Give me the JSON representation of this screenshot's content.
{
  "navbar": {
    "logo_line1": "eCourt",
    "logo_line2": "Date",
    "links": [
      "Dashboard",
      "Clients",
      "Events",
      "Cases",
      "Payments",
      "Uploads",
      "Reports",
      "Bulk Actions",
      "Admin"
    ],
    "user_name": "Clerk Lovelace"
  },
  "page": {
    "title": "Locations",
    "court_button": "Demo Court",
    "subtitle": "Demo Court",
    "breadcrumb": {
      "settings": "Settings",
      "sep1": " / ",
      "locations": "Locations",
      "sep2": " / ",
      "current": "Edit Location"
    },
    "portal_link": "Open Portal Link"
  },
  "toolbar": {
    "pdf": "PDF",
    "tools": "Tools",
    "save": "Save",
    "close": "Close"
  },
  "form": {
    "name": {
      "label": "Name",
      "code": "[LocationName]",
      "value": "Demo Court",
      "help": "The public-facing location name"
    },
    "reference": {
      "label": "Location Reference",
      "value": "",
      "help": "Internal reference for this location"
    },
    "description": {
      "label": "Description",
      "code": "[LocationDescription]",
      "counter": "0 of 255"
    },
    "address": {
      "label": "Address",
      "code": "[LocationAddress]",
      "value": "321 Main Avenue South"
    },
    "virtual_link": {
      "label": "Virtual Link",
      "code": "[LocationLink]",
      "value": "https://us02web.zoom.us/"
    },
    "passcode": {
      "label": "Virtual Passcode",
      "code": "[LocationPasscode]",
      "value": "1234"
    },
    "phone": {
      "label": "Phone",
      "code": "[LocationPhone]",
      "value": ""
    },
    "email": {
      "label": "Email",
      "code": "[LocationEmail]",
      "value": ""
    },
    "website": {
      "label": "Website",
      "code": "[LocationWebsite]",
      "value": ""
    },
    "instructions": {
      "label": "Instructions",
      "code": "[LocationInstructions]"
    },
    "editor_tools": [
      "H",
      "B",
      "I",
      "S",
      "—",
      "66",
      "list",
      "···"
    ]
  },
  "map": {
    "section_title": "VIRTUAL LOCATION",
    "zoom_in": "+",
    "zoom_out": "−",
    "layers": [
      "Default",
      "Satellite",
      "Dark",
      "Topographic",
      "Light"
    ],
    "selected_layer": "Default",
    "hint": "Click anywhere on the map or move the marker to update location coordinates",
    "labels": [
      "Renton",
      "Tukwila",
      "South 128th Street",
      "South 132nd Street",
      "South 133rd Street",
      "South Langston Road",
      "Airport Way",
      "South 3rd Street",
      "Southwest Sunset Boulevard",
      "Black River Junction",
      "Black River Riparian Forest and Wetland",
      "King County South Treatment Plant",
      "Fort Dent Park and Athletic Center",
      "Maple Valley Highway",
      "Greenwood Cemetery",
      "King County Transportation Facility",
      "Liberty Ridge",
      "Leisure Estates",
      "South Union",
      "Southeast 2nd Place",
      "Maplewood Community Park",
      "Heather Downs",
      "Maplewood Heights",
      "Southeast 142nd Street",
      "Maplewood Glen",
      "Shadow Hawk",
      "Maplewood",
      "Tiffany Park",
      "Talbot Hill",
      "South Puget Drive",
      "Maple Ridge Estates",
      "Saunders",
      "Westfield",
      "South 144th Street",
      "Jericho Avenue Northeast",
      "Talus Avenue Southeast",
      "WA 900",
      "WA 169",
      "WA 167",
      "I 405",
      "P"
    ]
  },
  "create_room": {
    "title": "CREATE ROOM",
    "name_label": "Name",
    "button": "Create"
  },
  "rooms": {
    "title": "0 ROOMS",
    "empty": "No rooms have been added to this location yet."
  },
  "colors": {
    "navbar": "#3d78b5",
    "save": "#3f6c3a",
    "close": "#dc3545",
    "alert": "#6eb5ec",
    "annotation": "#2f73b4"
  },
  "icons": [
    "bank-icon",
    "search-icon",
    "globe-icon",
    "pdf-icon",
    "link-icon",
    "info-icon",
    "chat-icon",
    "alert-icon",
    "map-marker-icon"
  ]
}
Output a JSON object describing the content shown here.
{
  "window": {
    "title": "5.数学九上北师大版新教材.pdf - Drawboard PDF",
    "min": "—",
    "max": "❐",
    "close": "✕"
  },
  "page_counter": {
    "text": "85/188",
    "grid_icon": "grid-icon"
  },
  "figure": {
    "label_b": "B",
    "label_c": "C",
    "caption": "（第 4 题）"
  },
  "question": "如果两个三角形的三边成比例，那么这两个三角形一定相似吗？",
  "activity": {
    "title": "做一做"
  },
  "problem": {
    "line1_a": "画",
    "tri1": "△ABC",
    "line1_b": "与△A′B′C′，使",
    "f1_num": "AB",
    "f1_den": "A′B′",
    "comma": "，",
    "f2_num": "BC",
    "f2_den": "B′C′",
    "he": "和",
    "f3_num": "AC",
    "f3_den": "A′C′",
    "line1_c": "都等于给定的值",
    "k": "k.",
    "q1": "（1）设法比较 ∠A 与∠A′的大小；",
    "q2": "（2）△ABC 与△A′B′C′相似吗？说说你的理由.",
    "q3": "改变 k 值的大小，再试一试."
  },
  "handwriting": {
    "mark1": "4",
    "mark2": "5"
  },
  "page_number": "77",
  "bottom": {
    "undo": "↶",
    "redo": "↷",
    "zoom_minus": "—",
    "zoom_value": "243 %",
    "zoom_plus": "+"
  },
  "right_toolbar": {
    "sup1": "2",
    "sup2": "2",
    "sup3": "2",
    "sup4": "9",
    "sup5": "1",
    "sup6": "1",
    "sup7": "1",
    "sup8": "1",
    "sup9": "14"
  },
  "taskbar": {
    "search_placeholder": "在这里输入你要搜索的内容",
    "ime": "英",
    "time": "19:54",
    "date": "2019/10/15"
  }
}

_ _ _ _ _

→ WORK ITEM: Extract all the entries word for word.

→ REPLY:
Give me the JSON representation of this screenshot's content.
{
  "navbar": {
    "logo_line1": "eCourt",
    "logo_line2": "Date",
    "links": [
      "Dashboard",
      "Clients",
      "Events",
      "Cases",
      "Payments",
      "Uploads",
      "Reports",
      "Bulk Actions",
      "Admin"
    ],
    "user_name": "Clerk Lovelace"
  },
  "page": {
    "title": "Locations",
    "court_button": "Demo Court",
    "subtitle": "Demo Court",
    "breadcrumb": {
      "settings": "Settings",
      "sep1": " / ",
      "locations": "Locations",
      "sep2": " / ",
      "current": "Edit Location"
    },
    "portal_link": "Open Portal Link"
  },
  "toolbar": {
    "pdf": "PDF",
    "tools": "Tools",
    "save": "Save",
    "close": "Close"
  },
  "form": {
    "name": {
      "label": "Name",
      "code": "[LocationName]",
      "value": "Demo Court",
      "help": "The public-facing location name"
    },
    "reference": {
      "label": "Location Reference",
      "value": "",
      "help": "Internal reference for this location"
    },
    "description": {
      "label": "Description",
      "code": "[LocationDescription]",
      "counter": "0 of 255"
    },
    "address": {
      "label": "Address",
      "code": "[LocationAddress]",
      "value": "321 Main Avenue South"
    },
    "virtual_link": {
      "label": "Virtual Link",
      "code": "[LocationLink]",
      "value": "https://us02web.zoom.us/"
    },
    "passcode": {
      "label": "Virtual Passcode",
      "code": "[LocationPasscode]",
      "value": "1234"
    },
    "phone": {
      "label": "Phone",
      "code": "[LocationPhone]",
      "value": ""
    },
    "email": {
      "label": "Email",
      "code": "[LocationEmail]",
      "value": ""
    },
    "website": {
      "label": "Website",
      "code": "[LocationWebsite]",
      "value": ""
    },
    "instructions": {
      "label": "Instructions",
      "code": "[LocationInstructions]"
    },
    "editor_tools": [
      "H",
      "B",
      "I",
      "S",
      "—",
      "66",
      "list",
      "···"
    ]
  },
  "map": {
    "section_title": "VIRTUAL LOCATION",
    "zoom_in": "+",
    "zoom_out": "−",
    "layers": [
      "Default",
      "Satellite",
      "Dark",
      "Topographic",
      "Light"
    ],
    "selected_layer": "Default",
    "hint": "Click anywhere on the map or move the marker to update location coordinates",
    "labels": [
      "Renton",
      "Tukwila",
      "South 128th Street",
      "South 132nd Street",
      "South 133rd Street",
      "South Langston Road",
      "Airport Way",
      "South 3rd Street",
      "Southwest Sunset Boulevard",
      "Black River Junction",
      "Black River Riparian Forest and Wetland",
      "King County South Treatment Plant",
      "Fort Dent Park and Athletic Center",
      "Maple Valley Highway",
      "Greenwood Cemetery",
      "King County Transportation Facility",
      "Liberty Ridge",
      "Leisure Estates",
      "South Union",
      "Southeast 2nd Place",
      "Maplewood Community Park",
      "Heather Downs",
      "Maplewood Heights",
      "Southeast 142nd Street",
      "Maplewood Glen",
      "Shadow Hawk",
      "Maplewood",
      "Tiffany Park",
      "Talbot Hill",
      "South Puget Drive",
      "Maple Ridge Estates",
      "Saunders",
      "Westfield",
      "South 144th Street",
      "Jericho Avenue Northeast",
      "Talus Avenue Southeast",
      "WA 900",
      "WA 169",
      "WA 167",
      "I 405",
      "P"
    ]
  },
  "create_room": {
    "title": "CREATE ROOM",
    "name_label": "Name",
    "button": "Create"
  },
  "rooms": {
    "title": "0 ROOMS",
    "empty": "No rooms have been added to this location yet."
  },
  "colors": {
    "navbar": "#3d78b5",
    "save": "#3f6c3a",
    "close": "#dc3545",
    "alert": "#6eb5ec",
    "annotation": "#2f73b4"
  },
  "icons": [
    "bank-icon",
    "search-icon",
    "globe-icon",
    "pdf-icon",
    "link-icon",
    "info-icon",
    "chat-icon",
    "alert-icon",
    "map-marker-icon"
  ]
}
Output a JSON object describing the content shown here.
{
  "window": {
    "title": "5.数学九上北师大版新教材.pdf - Drawboard PDF",
    "min": "—",
    "max": "❐",
    "close": "✕"
  },
  "page_counter": {
    "text": "85/188",
    "grid_icon": "grid-icon"
  },
  "figure": {
    "label_b": "B",
    "label_c": "C",
    "caption": "（第 4 题）"
  },
  "question": "如果两个三角形的三边成比例，那么这两个三角形一定相似吗？",
  "activity": {
    "title": "做一做"
  },
  "problem": {
    "line1_a": "画",
    "tri1": "△ABC",
    "line1_b": "与△A′B′C′，使",
    "f1_num": "AB",
    "f1_den": "A′B′",
    "comma": "，",
    "f2_num": "BC",
    "f2_den": "B′C′",
    "he": "和",
    "f3_num": "AC",
    "f3_den": "A′C′",
    "line1_c": "都等于给定的值",
    "k": "k.",
    "q1": "（1）设法比较 ∠A 与∠A′的大小；",
    "q2": "（2）△ABC 与△A′B′C′相似吗？说说你的理由.",
    "q3": "改变 k 值的大小，再试一试."
  },
  "handwriting": {
    "mark1": "4",
    "mark2": "5"
  },
  "page_number": "77",
  "bottom": {
    "undo": "↶",
    "redo": "↷",
    "zoom_minus": "—",
    "zoom_value": "243 %",
    "zoom_plus": "+"
  },
  "right_toolbar": {
    "sup1": "2",
    "sup2": "2",
    "sup3": "2",
    "sup4": "9",
    "sup5": "1",
    "sup6": "1",
    "sup7": "1",
    "sup8": "1",
    "sup9": "14"
  },
  "taskbar": {
    "search_placeholder": "在这里输入你要搜索的内容",
    "ime": "英",
    "time": "19:54",
    "date": "2019/10/15"
  }
}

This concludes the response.